Excerpts from a dataset:
━━━━━━━━━━

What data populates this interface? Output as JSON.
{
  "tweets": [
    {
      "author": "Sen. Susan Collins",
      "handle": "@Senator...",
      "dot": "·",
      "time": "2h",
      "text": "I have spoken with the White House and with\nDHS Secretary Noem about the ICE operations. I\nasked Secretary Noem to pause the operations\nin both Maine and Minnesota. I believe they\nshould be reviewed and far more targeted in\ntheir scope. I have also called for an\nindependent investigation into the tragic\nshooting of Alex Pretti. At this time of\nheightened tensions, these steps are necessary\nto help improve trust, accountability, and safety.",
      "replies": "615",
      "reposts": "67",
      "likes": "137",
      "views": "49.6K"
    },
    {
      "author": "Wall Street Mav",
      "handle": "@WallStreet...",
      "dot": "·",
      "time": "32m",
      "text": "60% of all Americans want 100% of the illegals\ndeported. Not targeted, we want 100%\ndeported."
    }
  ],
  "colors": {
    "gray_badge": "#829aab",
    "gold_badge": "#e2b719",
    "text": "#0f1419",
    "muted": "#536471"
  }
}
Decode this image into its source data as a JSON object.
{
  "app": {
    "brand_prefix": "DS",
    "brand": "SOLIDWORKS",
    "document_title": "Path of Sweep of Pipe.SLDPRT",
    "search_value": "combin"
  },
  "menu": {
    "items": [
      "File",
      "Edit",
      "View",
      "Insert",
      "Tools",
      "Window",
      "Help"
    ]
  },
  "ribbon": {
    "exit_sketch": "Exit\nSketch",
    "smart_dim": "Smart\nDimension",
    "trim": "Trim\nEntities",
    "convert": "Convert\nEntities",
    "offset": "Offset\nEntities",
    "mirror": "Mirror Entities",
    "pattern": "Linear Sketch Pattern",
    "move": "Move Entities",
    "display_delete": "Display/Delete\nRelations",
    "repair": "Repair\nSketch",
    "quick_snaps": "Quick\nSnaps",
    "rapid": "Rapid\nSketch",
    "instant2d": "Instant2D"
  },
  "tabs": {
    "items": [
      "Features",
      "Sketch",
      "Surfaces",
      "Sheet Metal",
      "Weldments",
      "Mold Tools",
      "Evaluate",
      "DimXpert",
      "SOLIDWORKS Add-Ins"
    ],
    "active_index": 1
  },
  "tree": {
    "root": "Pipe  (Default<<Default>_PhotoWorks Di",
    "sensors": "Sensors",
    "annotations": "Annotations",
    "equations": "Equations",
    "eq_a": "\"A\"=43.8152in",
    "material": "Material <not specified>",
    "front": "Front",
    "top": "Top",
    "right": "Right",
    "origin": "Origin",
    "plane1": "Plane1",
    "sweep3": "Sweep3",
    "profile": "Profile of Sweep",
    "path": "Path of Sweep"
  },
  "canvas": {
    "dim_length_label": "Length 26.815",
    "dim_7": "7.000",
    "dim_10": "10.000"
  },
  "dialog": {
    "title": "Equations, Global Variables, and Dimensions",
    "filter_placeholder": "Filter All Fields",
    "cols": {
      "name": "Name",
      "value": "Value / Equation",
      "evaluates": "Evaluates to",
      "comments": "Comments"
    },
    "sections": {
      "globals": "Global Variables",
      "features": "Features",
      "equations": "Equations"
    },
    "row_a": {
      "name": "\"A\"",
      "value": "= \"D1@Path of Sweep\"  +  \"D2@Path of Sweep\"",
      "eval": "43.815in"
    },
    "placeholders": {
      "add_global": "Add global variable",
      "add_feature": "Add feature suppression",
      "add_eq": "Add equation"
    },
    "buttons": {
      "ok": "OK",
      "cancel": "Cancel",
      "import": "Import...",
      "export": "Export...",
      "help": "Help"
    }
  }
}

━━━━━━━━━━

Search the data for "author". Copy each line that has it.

      "author": "Sen. Susan Collins",
      "author": "Wall Street Mav",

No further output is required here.